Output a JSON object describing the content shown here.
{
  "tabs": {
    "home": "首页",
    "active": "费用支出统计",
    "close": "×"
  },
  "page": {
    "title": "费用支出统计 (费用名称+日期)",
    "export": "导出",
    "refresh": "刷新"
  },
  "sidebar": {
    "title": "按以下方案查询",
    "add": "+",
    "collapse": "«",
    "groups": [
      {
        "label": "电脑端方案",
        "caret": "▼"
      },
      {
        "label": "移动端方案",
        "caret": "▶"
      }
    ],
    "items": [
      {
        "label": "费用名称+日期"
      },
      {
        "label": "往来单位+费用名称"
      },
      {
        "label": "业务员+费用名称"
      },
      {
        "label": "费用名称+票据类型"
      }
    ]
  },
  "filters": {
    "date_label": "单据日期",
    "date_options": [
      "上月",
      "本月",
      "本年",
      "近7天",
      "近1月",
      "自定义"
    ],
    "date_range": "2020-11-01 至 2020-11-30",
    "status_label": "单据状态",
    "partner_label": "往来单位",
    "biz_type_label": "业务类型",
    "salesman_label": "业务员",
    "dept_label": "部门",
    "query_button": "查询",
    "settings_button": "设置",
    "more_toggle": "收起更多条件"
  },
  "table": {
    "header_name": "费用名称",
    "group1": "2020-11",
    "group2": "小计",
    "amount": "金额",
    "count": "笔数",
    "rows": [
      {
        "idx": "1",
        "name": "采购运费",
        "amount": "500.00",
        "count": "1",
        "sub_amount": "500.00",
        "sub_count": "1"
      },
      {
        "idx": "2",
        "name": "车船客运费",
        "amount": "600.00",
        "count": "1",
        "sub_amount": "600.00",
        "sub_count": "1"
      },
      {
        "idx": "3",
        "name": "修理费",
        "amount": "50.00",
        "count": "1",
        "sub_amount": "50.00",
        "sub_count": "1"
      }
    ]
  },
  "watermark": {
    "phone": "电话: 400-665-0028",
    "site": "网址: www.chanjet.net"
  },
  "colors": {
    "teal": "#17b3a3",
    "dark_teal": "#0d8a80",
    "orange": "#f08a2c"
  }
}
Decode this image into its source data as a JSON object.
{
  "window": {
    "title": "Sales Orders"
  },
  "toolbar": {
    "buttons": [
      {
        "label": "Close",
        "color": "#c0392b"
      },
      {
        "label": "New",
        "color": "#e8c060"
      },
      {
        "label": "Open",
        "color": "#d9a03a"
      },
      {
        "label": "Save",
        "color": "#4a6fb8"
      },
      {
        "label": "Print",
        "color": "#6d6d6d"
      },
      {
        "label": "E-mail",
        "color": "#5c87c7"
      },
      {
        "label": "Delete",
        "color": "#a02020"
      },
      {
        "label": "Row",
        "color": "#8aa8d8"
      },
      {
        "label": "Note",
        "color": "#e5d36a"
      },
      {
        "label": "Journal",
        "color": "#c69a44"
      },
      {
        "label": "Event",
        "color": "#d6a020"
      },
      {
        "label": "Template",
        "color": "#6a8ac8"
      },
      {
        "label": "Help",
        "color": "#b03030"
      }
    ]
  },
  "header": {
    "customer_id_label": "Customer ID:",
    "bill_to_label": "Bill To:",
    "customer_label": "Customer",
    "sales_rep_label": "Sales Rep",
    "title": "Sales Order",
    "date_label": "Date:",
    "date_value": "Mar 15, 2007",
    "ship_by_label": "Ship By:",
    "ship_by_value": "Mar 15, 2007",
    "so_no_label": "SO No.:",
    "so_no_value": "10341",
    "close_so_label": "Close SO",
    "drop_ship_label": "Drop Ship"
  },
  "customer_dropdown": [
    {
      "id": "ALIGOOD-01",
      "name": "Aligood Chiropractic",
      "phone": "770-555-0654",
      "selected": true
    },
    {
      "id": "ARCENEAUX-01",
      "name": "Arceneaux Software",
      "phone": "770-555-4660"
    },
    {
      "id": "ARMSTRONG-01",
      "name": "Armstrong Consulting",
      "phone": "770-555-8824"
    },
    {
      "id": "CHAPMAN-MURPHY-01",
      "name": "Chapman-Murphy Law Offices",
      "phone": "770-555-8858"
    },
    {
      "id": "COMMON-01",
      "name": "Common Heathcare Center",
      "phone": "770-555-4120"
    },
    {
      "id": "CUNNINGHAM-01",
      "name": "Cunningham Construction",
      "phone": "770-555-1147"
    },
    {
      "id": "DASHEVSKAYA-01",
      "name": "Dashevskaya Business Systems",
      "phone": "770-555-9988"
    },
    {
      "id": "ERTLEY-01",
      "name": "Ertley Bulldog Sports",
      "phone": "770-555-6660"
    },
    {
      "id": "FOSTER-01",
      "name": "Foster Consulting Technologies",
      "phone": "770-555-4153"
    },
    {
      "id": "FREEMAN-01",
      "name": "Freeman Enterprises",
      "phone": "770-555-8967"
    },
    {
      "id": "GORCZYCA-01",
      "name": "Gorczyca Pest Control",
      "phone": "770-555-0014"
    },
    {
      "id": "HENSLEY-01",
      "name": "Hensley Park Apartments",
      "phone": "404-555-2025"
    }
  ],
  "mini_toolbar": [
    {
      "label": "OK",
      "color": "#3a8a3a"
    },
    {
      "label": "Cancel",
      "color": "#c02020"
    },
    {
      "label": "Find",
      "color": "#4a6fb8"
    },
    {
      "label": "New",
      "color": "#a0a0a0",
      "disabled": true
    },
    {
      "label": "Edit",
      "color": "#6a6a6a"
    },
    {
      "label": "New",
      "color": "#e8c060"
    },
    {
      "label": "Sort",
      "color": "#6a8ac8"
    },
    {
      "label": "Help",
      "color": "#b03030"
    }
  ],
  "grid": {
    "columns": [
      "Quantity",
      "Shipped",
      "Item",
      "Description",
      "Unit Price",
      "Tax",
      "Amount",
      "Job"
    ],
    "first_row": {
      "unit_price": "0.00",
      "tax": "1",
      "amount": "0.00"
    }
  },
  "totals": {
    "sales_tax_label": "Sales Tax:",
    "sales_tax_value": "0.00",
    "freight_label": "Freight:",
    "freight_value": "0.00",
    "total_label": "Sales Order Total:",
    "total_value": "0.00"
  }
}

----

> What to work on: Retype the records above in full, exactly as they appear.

> Solution to this problem:
Output a JSON object describing the content shown here.
{
  "tabs": {
    "home": "首页",
    "active": "费用支出统计",
    "close": "×"
  },
  "page": {
    "title": "费用支出统计 (费用名称+日期)",
    "export": "导出",
    "refresh": "刷新"
  },
  "sidebar": {
    "title": "按以下方案查询",
    "add": "+",
    "collapse": "«",
    "groups": [
      {
        "label": "电脑端方案",
        "caret": "▼"
      },
      {
        "label": "移动端方案",
        "caret": "▶"
      }
    ],
    "items": [
      {
        "label": "费用名称+日期"
      },
      {
        "label": "往来单位+费用名称"
      },
      {
        "label": "业务员+费用名称"
      },
      {
        "label": "费用名称+票据类型"
      }
    ]
  },
  "filters": {
    "date_label": "单据日期",
    "date_options": [
      "上月",
      "本月",
      "本年",
      "近7天",
      "近1月",
      "自定义"
    ],
    "date_range": "2020-11-01 至 2020-11-30",
    "status_label": "单据状态",
    "partner_label": "往来单位",
    "biz_type_label": "业务类型",
    "salesman_label": "业务员",
    "dept_label": "部门",
    "query_button": "查询",
    "settings_button": "设置",
    "more_toggle": "收起更多条件"
  },
  "table": {
    "header_name": "费用名称",
    "group1": "2020-11",
    "group2": "小计",
    "amount": "金额",
    "count": "笔数",
    "rows": [
      {
        "idx": "1",
        "name": "采购运费",
        "amount": "500.00",
        "count": "1",
        "sub_amount": "500.00",
        "sub_count": "1"
      },
      {
        "idx": "2",
        "name": "车船客运费",
        "amount": "600.00",
        "count": "1",
        "sub_amount": "600.00",
        "sub_count": "1"
      },
      {
        "idx": "3",
        "name": "修理费",
        "amount": "50.00",
        "count": "1",
        "sub_amount": "50.00",
        "sub_count": "1"
      }
    ]
  },
  "watermark": {
    "phone": "电话: 400-665-0028",
    "site": "网址: www.chanjet.net"
  },
  "colors": {
    "teal": "#17b3a3",
    "dark_teal": "#0d8a80",
    "orange": "#f08a2c"
  }
}
Decode this image into its source data as a JSON object.
{
  "window": {
    "title": "Sales Orders"
  },
  "toolbar": {
    "buttons": [
      {
        "label": "Close",
        "color": "#c0392b"
      },
      {
        "label": "New",
        "color": "#e8c060"
      },
      {
        "label": "Open",
        "color": "#d9a03a"
      },
      {
        "label": "Save",
        "color": "#4a6fb8"
      },
      {
        "label": "Print",
        "color": "#6d6d6d"
      },
      {
        "label": "E-mail",
        "color": "#5c87c7"
      },
      {
        "label": "Delete",
        "color": "#a02020"
      },
      {
        "label": "Row",
        "color": "#8aa8d8"
      },
      {
        "label": "Note",
        "color": "#e5d36a"
      },
      {
        "label": "Journal",
        "color": "#c69a44"
      },
      {
        "label": "Event",
        "color": "#d6a020"
      },
      {
        "label": "Template",
        "color": "#6a8ac8"
      },
      {
        "label": "Help",
        "color": "#b03030"
      }
    ]
  },
  "header": {
    "customer_id_label": "Customer ID:",
    "bill_to_label": "Bill To:",
    "customer_label": "Customer",
    "sales_rep_label": "Sales Rep",
    "title": "Sales Order",
    "date_label": "Date:",
    "date_value": "Mar 15, 2007",
    "ship_by_label": "Ship By:",
    "ship_by_value": "Mar 15, 2007",
    "so_no_label": "SO No.:",
    "so_no_value": "10341",
    "close_so_label": "Close SO",
    "drop_ship_label": "Drop Ship"
  },
  "customer_dropdown": [
    {
      "id": "ALIGOOD-01",
      "name": "Aligood Chiropractic",
      "phone": "770-555-0654",
      "selected": true
    },
    {
      "id": "ARCENEAUX-01",
      "name": "Arceneaux Software",
      "phone": "770-555-4660"
    },
    {
      "id": "ARMSTRONG-01",
      "name": "Armstrong Consulting",
      "phone": "770-555-8824"
    },
    {
      "id": "CHAPMAN-MURPHY-01",
      "name": "Chapman-Murphy Law Offices",
      "phone": "770-555-8858"
    },
    {
      "id": "COMMON-01",
      "name": "Common Heathcare Center",
      "phone": "770-555-4120"
    },
    {
      "id": "CUNNINGHAM-01",
      "name": "Cunningham Construction",
      "phone": "770-555-1147"
    },
    {
      "id": "DASHEVSKAYA-01",
      "name": "Dashevskaya Business Systems",
      "phone": "770-555-9988"
    },
    {
      "id": "ERTLEY-01",
      "name": "Ertley Bulldog Sports",
      "phone": "770-555-6660"
    },
    {
      "id": "FOSTER-01",
      "name": "Foster Consulting Technologies",
      "phone": "770-555-4153"
    },
    {
      "id": "FREEMAN-01",
      "name": "Freeman Enterprises",
      "phone": "770-555-8967"
    },
    {
      "id": "GORCZYCA-01",
      "name": "Gorczyca Pest Control",
      "phone": "770-555-0014"
    },
    {
      "id": "HENSLEY-01",
      "name": "Hensley Park Apartments",
      "phone": "404-555-2025"
    }
  ],
  "mini_toolbar": [
    {
      "label": "OK",
      "color": "#3a8a3a"
    },
    {
      "label": "Cancel",
      "color": "#c02020"
    },
    {
      "label": "Find",
      "color": "#4a6fb8"
    },
    {
      "label": "New",
      "color": "#a0a0a0",
      "disabled": true
    },
    {
      "label": "Edit",
      "color": "#6a6a6a"
    },
    {
      "label": "New",
      "color": "#e8c060"
    },
    {
      "label": "Sort",
      "color": "#6a8ac8"
    },
    {
      "label": "Help",
      "color": "#b03030"
    }
  ],
  "grid": {
    "columns": [
      "Quantity",
      "Shipped",
      "Item",
      "Description",
      "Unit Price",
      "Tax",
      "Amount",
      "Job"
    ],
    "first_row": {
      "unit_price": "0.00",
      "tax": "1",
      "amount": "0.00"
    }
  },
  "totals": {
    "sales_tax_label": "Sales Tax:",
    "sales_tax_value": "0.00",
    "freight_label": "Freight:",
    "freight_value": "0.00",
    "total_label": "Sales Order Total:",
    "total_value": "0.00"
  }
}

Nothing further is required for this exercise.